What do you know of the Hartlepool Monkey and the “Monkey Hangers”? I certainly knew nothing of the tale until I stumbled across it. Legend says that a shipwrecked monkey was hanged as a French spy during the Napoleonic Wars … Continue reading

Posted in ballads, British history, Georgian England, history, legends, Living in the Regency, Napoleonic Wars | Tagged , , , , , , | 3 Comments

17th Century Witch Hunter, Matthew Hopkins

 Matthew Hopkins was born in Wenham Magna, Suffolk, England. He was a Folk Figure, becoming England’s notorious “Witchfinder General,” active during the English Civil War. He was said to have exploited the fear and unrest of the times for his … Continue reading

Posted in British history, Church of England, gothic and paranormal, legends, medieval, mystery | Tagged , , , | 2 Comments

Did Richard II “Invent” the Handkerchief?

Okay, I will admit up front the history of Richard II’s reign is NOT my area of expertise, and so I do NOT mean this piece as a “history” lesson. Rather it is meant to be an interesting historical “tidbit.” … Continue reading

Posted in British history, fashion, history, legends, medieval | Tagged , , , | Comments Off on Did Richard II “Invent” the Handkerchief?

On Ilkla Moor Baht ‘at, Yorkshire Unofficial Anthem

The traditional English folk song, ‘On Ilkla Moor Baht ‘at,’comes from the County of Yorkshire, and it is written in Yorkshire dialect. In The Yorkshire Dictionary (Arnold Kellett, 2002) says the dialect used in the song is representative of the area … Continue reading

Posted in ballads, British history, customs and tradiitons, Great Britain, history, legends, music | Tagged , , , , | 11 Comments

Celebrating the ReRelease of Vampire Darcy’s Desire, Mixing Austen with Vampiric Legends

Next Monday, I will celebrate the rerelease of my vampiric version of Pride and Prejudice, Vampire Darcy’s Desire, which I wrote in 2010. The Ulysses Press version is now out of print, and while I wait to reclaim my rights to … Continue reading
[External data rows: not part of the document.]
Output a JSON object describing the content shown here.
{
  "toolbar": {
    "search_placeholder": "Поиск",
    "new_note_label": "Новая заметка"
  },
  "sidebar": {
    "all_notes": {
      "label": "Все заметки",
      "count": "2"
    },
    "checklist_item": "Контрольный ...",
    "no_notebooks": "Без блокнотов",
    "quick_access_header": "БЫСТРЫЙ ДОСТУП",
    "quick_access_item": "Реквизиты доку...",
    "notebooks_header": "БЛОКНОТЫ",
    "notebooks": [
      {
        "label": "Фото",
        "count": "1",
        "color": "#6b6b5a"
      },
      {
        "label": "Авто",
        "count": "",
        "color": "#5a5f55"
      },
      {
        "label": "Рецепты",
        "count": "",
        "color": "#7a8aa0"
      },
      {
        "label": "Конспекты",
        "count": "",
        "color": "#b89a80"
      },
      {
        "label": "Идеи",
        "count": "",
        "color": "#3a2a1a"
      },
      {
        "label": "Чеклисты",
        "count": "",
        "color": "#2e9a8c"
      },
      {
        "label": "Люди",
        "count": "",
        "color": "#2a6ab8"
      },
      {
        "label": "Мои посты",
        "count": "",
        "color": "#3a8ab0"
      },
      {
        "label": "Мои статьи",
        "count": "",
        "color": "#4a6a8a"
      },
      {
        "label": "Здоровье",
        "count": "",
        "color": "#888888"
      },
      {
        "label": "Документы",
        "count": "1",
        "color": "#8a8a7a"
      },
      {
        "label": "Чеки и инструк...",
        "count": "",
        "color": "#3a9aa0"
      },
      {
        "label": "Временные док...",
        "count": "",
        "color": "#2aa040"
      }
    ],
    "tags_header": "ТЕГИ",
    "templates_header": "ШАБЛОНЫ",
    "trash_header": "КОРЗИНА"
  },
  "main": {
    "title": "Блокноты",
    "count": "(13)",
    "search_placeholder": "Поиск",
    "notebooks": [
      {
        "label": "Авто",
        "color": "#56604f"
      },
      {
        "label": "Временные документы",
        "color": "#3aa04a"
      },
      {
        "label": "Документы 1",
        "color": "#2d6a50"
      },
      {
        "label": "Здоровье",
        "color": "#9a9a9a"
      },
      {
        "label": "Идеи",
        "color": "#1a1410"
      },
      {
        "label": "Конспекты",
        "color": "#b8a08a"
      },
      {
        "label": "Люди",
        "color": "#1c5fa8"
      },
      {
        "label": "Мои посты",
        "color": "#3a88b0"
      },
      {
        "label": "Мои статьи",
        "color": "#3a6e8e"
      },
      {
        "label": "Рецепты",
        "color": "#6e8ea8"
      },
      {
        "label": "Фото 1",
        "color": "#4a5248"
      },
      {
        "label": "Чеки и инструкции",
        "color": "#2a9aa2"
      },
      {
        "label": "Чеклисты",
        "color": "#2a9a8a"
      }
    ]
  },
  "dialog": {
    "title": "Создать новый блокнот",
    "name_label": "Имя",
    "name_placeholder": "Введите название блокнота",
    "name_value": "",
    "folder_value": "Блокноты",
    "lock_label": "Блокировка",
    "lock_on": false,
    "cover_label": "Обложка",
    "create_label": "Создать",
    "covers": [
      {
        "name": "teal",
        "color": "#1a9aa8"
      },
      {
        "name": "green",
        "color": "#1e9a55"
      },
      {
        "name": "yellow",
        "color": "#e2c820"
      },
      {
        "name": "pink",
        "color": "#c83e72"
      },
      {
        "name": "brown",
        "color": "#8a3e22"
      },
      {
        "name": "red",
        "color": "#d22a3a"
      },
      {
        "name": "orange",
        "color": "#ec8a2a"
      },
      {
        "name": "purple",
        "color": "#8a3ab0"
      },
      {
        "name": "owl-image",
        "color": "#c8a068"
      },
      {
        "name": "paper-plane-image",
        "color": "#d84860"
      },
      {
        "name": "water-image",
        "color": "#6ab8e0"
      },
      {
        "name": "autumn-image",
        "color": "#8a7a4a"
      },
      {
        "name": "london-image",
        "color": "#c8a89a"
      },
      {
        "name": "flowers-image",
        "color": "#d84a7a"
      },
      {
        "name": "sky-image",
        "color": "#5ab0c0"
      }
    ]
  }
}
Posted in British history, dueling, estates, George Wickham, Georgian Era, gothic and paranormal, Great Britain, historical fiction, Jane Austen, legends, legends and myths, Living in the Regency, medieval, mystery, Pride and Prejudice, real life tales, Regency era, romance, Scotland, suspense, Ulysses Press, vampires, Victorian era, writing | Tagged , , , , , , , , , | 13 Comments